Ajo and his team have already been busy with 2019 tests. The new Moto2 engine has completed considerable mileage and durability runs and was officially ‘handed over’ to MotoGPTM at the Grand Prix of Aragon. At the same circuit – Motorland (where Binder took his current Moto2 machine to victory) – the squad again ran the new bike through its paces.
“I think it has been nine years with the same engine in Moto2 and I think the change it will make people more enthusiastic,” Ajo says “and with anything new you have the chance to learn more compared to always using the same spec. We’ve been busy this summer already. The KTM test team has been working with the engine for some days and our riders will also be busy with this year’s bike and next year’s.”
For WP and the KTM Group Racing division there are obvious new parameters when it comes to the engine’s dimensions and character within the steel-tubed frame, and how the whole package will alter and have an effect on the WP suspension package and Dunlop tires.
Brad Binder´s (RSA) Moto2 bike Aragón (ESP) 2018 © Sebas Romero
While Ajo is buoyed by the work ahead and the question marks that will arise he also doesn’t believe that Moto2 will be turned on its head.
“A motorcycle is a motorcycle and I think many people are speculating now which riders will fit well with this new engine concept,” he opines. “I think if a rider is good, works well and has a good team then it doesn’t matter what motorcycle it is. I don’t think the engine is a big problem, it just makes the work more interesting.”
“When we switched from 125s to Moto3 everyone said to me ‘it will all change …’ but for me not much did,” he reveals. “The only thing was losing that nice noise and smell of the 2-strokes but many other interesting things came with the new category and the 4-strokes. Maybe the riders needed to change their style a little bit but the basics stayed the same: racing is racing and you need to find the right ‘things’ and focus on them.”
Miguel Oliveira (POR) Chang International Circuit (THA) 2018 © Gold and Goose
Over the last couple of seasons Moto2 has arguably turned into MotoGPTM’s toughest competition. The stock engine and slight differences between the five main chassis manufacturers means the gap between a clutch of immensely fast and capable riders comes down to fractions of a second. Gains on a technical level are minuscule.
“It will be interesting to see if it is still so close,” says Ajo who acknowledges that an important winter of laps and more ‘discovery’ of the Moto2 package lie ahead. “I think there is the chance to make a few more steps. Sometimes I feel that Moto2 is even too close. Riders and teams learn a lot through close competition but I also see some good riders a little bit in the shadows if all the things are not perfect. You can be 0.8 of second behind the top guy and way-down in 20th position but you might still be a really fast rider. It will be curious to see … but I don’t think it will be as close at the start of 2019; there could be some bigger steps between the teams.”
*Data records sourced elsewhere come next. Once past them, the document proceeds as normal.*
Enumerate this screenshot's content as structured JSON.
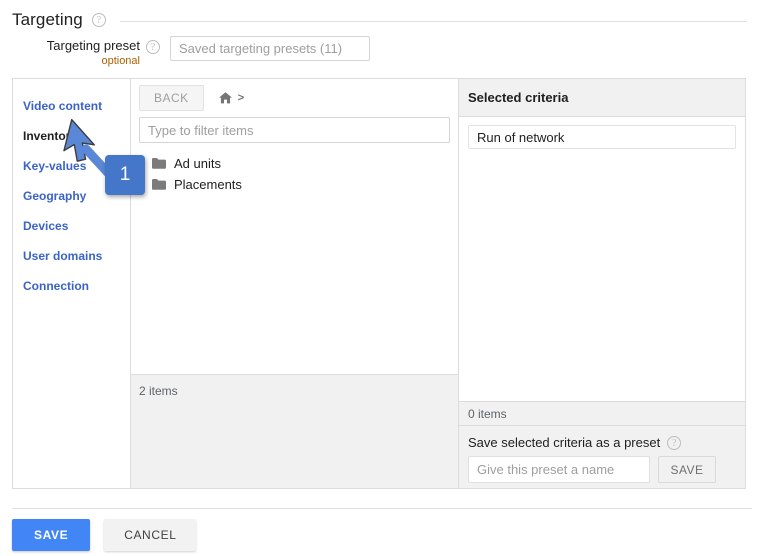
{
  "section": {
    "title": "Targeting",
    "help_icon": "help-circle-icon"
  },
  "preset": {
    "label": "Targeting preset",
    "optional_note": "optional",
    "help_icon": "help-circle-icon",
    "placeholder": "Saved targeting presets (11)",
    "value": ""
  },
  "categories": [
    {
      "label": "Video content",
      "selected": false
    },
    {
      "label": "Inventory",
      "selected": true
    },
    {
      "label": "Key-values",
      "selected": false
    },
    {
      "label": "Geography",
      "selected": false
    },
    {
      "label": "Devices",
      "selected": false
    },
    {
      "label": "User domains",
      "selected": false
    },
    {
      "label": "Connection",
      "selected": false
    }
  ],
  "browser": {
    "back_label": "BACK",
    "home_icon": "home-icon",
    "breadcrumb_separator": ">",
    "filter_placeholder": "Type to filter items",
    "filter_value": "",
    "items": [
      {
        "label": "Ad units",
        "icon": "folder-icon"
      },
      {
        "label": "Placements",
        "icon": "folder-icon"
      }
    ],
    "item_count_label": "2 items"
  },
  "selected_criteria": {
    "header": "Selected criteria",
    "chips": [
      {
        "label": "Run of network"
      }
    ],
    "count_label": "0 items"
  },
  "save_preset": {
    "title": "Save selected criteria as a preset",
    "help_icon": "help-circle-icon",
    "name_placeholder": "Give this preset a name",
    "name_value": "",
    "save_label": "SAVE"
  },
  "footer": {
    "save_label": "SAVE",
    "cancel_label": "CANCEL"
  },
  "annotation": {
    "badge_number": "1",
    "arrow_icon": "cursor-arrow-icon",
    "color": "#4477c9"
  },
  "colors": {
    "accent": "#4285f4",
    "link": "#3b63c7",
    "optional": "#b06000",
    "panel_bg": "#f1f1f1",
    "border": "#dcdcdc"
  }
}
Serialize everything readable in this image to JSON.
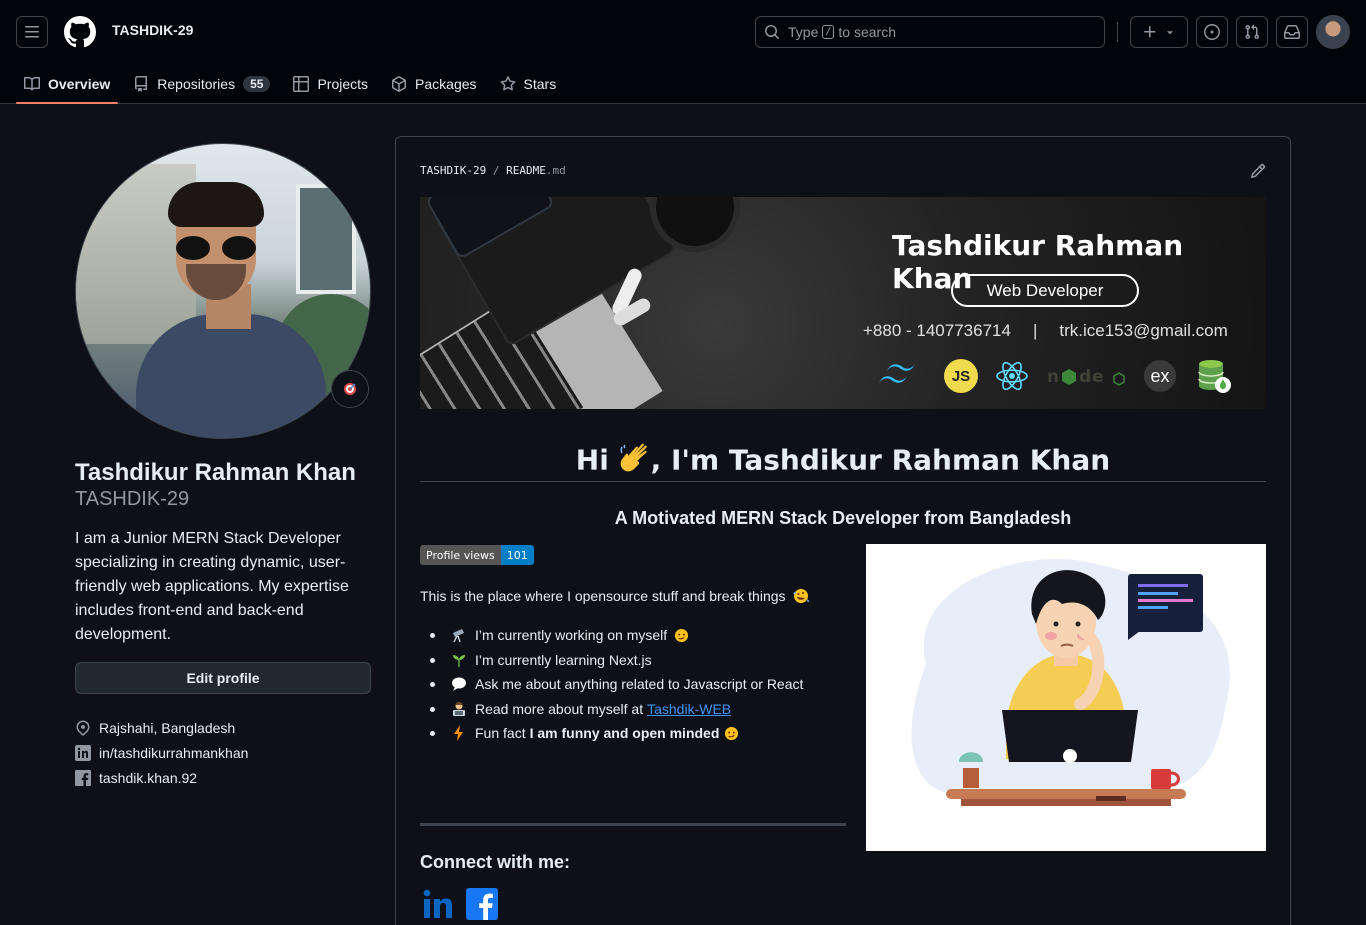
{
  "header": {
    "username": "TASHDIK-29",
    "search": {
      "prefix": "Type",
      "key": "/",
      "suffix": "to search"
    }
  },
  "nav": {
    "tabs": [
      {
        "label": "Overview",
        "icon": "book-icon",
        "active": true
      },
      {
        "label": "Repositories",
        "icon": "repo-icon",
        "count": "55"
      },
      {
        "label": "Projects",
        "icon": "table-icon"
      },
      {
        "label": "Packages",
        "icon": "package-icon"
      },
      {
        "label": "Stars",
        "icon": "star-icon"
      }
    ]
  },
  "profile": {
    "name": "Tashdikur Rahman Khan",
    "login": "TASHDIK-29",
    "bio": "I am a Junior MERN Stack Developer specializing in creating dynamic, user-friendly web applications. My expertise includes front-end and back-end development.",
    "edit_label": "Edit profile",
    "location": "Rajshahi, Bangladesh",
    "linkedin": "in/tashdikurrahmankhan",
    "facebook": "tashdik.khan.92"
  },
  "readme": {
    "owner": "TASHDIK-29",
    "file": "README",
    "ext": ".md",
    "banner": {
      "name": "Tashdikur Rahman Khan",
      "role": "Web Developer",
      "phone": "+880 - 1407736714",
      "separator": "|",
      "email": "trk.ice153@gmail.com",
      "tech_icons": [
        "tailwind-icon",
        "javascript-icon",
        "react-icon",
        "nodejs-icon",
        "express-icon",
        "mongodb-icon"
      ],
      "js_label": "JS",
      "ex_label": "ex"
    },
    "heading_pre": "Hi",
    "heading_post": ", I'm Tashdikur Rahman Khan",
    "subtitle": "A Motivated MERN Stack Developer from Bangladesh",
    "badge": {
      "label": "Profile views",
      "value": "101"
    },
    "intro": "This is the place where I opensource stuff and break things",
    "items": {
      "working": "I’m currently working on myself",
      "learning": "I’m currently learning Next.js",
      "ask": "Ask me about anything related to Javascript or React",
      "read_pre": "Read more about myself at",
      "read_link": "Tashdik-WEB",
      "fun_pre": "Fun fact",
      "fun_bold": "I am funny and open minded"
    },
    "connect": "Connect with me:"
  },
  "colors": {
    "bg": "#0d1117",
    "header_bg": "#010409",
    "accent_underline": "#f78166",
    "link": "#4493f8",
    "badge_blue": "#007ec6"
  }
}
On a more specific note, Ajo will lose current championship contender Oliveira to MotoGPTM (the first KTM athlete to move up through from Moto3 GP winning success to Moto2 acclaim and into the ‘big boys’) but will retain Binder for a third season. The South African – who lost most of his first term to a troublesome broken arm injury – will be joined by Moto3 series leader and flyer Jorge Martin. Ajo will keep some continuity with Binder and will also have to harness the potential of the lively Spaniard. “I think it’s key with a new bike that both of the riders are not rookies … but in any case it is also important that Brad has some experience and feedback with the engine already and in November those first tests for the whole team will be vital.”
November and the quiet and vacant Spanish circuits beckon: time for Ajo’s experience to count and for his loyal crew to again move with the rolling sands of racing.
Miguel Oliveira (POR, #44), Brad Binder (RSA, #41) & Moto2 team Assen (NED) 2018 © Philip Platzer
Photos: Sebas Romero | Gold and Goose | Philip Platzer